Data to use section start

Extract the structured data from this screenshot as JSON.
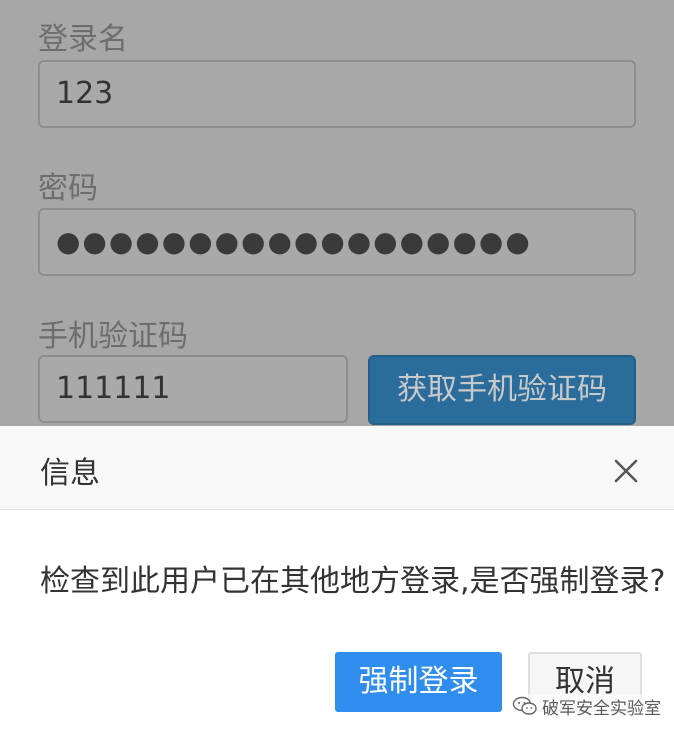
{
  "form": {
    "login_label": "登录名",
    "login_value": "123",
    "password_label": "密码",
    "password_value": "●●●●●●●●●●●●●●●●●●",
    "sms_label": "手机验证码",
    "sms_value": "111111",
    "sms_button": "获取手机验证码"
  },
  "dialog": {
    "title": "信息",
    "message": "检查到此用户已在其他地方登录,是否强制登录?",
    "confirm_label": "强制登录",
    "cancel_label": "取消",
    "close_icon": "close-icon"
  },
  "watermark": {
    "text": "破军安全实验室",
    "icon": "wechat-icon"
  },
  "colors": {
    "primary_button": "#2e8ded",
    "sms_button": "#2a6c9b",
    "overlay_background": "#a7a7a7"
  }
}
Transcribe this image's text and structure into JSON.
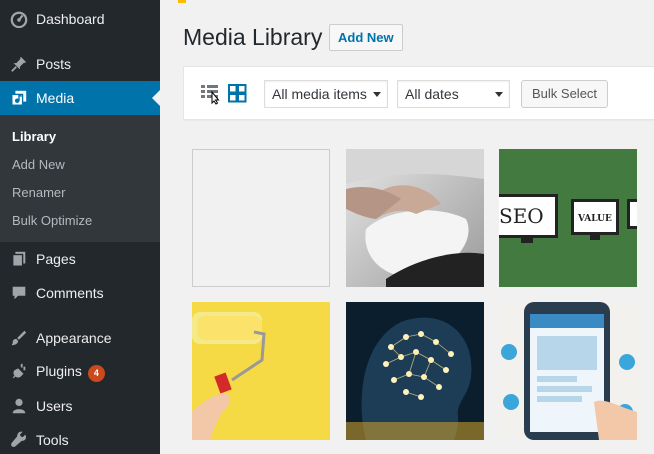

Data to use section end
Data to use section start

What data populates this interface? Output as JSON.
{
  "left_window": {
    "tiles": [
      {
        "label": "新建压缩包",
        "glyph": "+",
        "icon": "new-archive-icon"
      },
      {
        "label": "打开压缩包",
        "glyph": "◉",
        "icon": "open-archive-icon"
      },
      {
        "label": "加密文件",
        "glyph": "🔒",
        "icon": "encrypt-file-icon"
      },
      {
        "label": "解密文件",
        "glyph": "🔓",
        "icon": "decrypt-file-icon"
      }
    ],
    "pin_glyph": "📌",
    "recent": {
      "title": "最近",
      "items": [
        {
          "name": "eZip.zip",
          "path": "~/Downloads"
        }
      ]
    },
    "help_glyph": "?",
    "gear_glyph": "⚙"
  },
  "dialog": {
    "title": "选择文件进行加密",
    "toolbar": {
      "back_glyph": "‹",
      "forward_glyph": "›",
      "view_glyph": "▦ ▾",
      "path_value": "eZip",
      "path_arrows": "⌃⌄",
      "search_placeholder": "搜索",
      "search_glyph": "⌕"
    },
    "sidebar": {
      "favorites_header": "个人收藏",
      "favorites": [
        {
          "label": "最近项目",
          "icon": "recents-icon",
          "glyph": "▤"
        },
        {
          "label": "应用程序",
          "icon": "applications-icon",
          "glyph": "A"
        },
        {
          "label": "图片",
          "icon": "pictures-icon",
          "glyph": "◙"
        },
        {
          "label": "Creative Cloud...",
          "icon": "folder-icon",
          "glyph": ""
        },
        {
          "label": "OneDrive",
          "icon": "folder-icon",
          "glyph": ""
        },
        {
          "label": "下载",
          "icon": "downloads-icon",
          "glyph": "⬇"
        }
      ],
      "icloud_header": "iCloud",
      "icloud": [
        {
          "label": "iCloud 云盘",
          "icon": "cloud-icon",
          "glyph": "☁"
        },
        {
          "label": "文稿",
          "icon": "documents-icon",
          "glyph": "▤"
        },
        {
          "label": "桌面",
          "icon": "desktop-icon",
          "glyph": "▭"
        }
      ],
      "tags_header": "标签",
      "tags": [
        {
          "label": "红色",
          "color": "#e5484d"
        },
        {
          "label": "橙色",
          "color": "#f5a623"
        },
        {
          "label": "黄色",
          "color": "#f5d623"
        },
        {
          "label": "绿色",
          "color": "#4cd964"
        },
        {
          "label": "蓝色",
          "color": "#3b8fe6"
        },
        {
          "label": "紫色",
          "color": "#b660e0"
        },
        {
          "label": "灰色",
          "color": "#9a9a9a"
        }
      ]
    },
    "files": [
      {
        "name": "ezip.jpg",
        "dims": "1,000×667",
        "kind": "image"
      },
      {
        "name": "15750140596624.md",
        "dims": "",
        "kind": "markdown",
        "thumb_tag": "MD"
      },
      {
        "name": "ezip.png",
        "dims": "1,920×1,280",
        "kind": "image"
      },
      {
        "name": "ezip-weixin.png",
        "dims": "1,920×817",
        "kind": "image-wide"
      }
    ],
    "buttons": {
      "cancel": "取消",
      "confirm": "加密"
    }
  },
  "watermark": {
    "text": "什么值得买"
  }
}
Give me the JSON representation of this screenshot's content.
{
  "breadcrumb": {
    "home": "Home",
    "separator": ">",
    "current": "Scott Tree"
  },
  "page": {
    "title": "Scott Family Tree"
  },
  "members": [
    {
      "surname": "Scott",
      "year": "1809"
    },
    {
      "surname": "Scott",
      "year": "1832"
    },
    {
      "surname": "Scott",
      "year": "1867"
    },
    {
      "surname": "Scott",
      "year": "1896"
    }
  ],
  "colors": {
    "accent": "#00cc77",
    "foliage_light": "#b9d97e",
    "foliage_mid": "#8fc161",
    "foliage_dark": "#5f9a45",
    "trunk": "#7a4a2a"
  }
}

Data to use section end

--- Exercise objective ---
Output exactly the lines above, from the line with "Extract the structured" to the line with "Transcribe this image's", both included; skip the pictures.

--- Reply to the exercise ---
Extract the structured data from this screenshot as JSON.
{
  "form": {
    "login_label": "登录名",
    "login_value": "123",
    "password_label": "密码",
    "password_value": "●●●●●●●●●●●●●●●●●●",
    "sms_label": "手机验证码",
    "sms_value": "111111",
    "sms_button": "获取手机验证码"
  },
  "dialog": {
    "title": "信息",
    "message": "检查到此用户已在其他地方登录,是否强制登录?",
    "confirm_label": "强制登录",
    "cancel_label": "取消",
    "close_icon": "close-icon"
  },
  "watermark": {
    "text": "破军安全实验室",
    "icon": "wechat-icon"
  },
  "colors": {
    "primary_button": "#2e8ded",
    "sms_button": "#2a6c9b",
    "overlay_background": "#a7a7a7"
  }
}
Transcribe this image's text and structure into JSON.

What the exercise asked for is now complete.